Cabinet sources cite three factors as reasons for granting market economy status: high level of development of the market reforms in Russia, Russia’s active participation in the counter-terrorist operation, and the energy resources dialog with Europe.
SELEZNEV INVITED TO SIBERIA
Rossiiskaya Gazeta, April 24, 2002, p. 3
The regional committee of the Communist Party in the Novosibirsk region has invited Gennady Seleznev to run for governor of the region. This proposal has been discussed from various viewpoints in the local media.
According to Anatoly Lokot, a leader of the local CPRF branch, Communist leaders in Moscow have been discussing this proposal with interest. The gubernatorial elections in Novosibirsk coincide with the next scheduled Duma elections. If successful in the Novosibirsk election, Seleznev could smoothly exchange one position of authority for another.
Agrarian faction leader Nikolay Kharitonov is also viewed as a possible candidate for governor of Novosibirsk. He comes from that area.

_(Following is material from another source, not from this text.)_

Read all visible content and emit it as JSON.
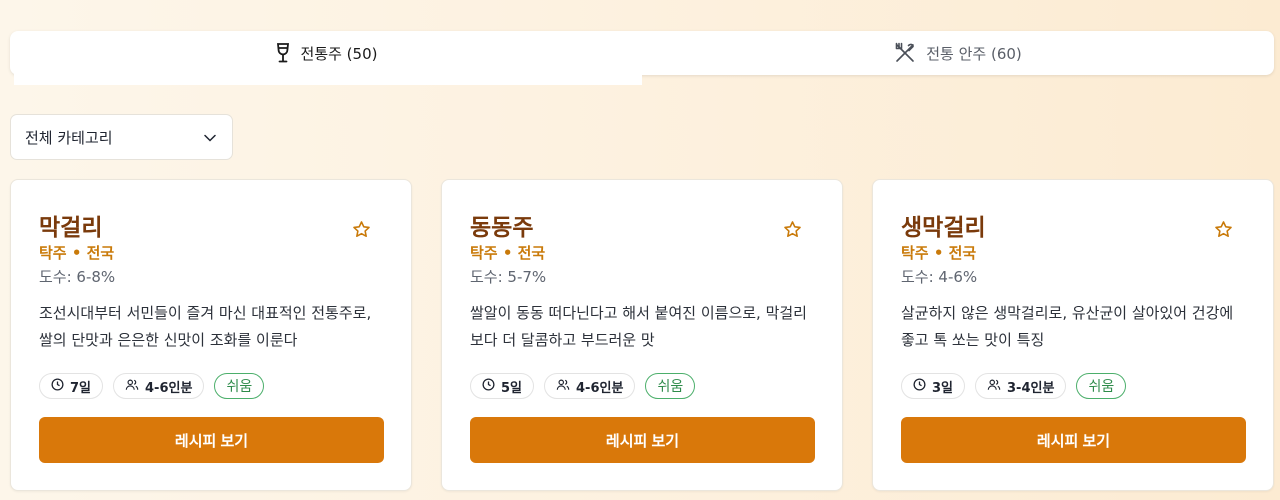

ECONOMIC GROWTH FROM THE STATE STATISTICS COMMITTEE
Parlamentskaya Gazeta, April 24, 2002, p. 1
The State Statistics Committee has released the economic figures for March. Production grew by over 3.7%, which is 1% more than expected.
Economists attribute this to uncertainty on global oil markets, and thus far they are not venturing to speculate on whether Russia will continue to enjoy this good fortune for long. They are fairly cautious about the near-term prospects for domestic industry. An investment shortage – primarily in the engineering sector, which requires huge investments to renew technology and equipment – could hamper the steady growth.
LITVINENKO’S CASE GOES TO COURT
Izvestia, April 24, 2002, p. 3
On April the Main Military Prosecutor’s Office sent the criminal case against former FSB agent Alexander Litvinenko, who is accused of abuse of power and stealing explosives, to the court. The former FSB officer became widely known after a public announcement that the FSB had charged him with “attempting to assassinate Bori Berezovsky.” Since 1998 a series of criminal cases has been instigated against him; due to these cases, Litvinenko spent several months in a temporary detention cell. In December 1999 he was released on parole, but a year later he flew with his family to Britain, where he asked for political asylum.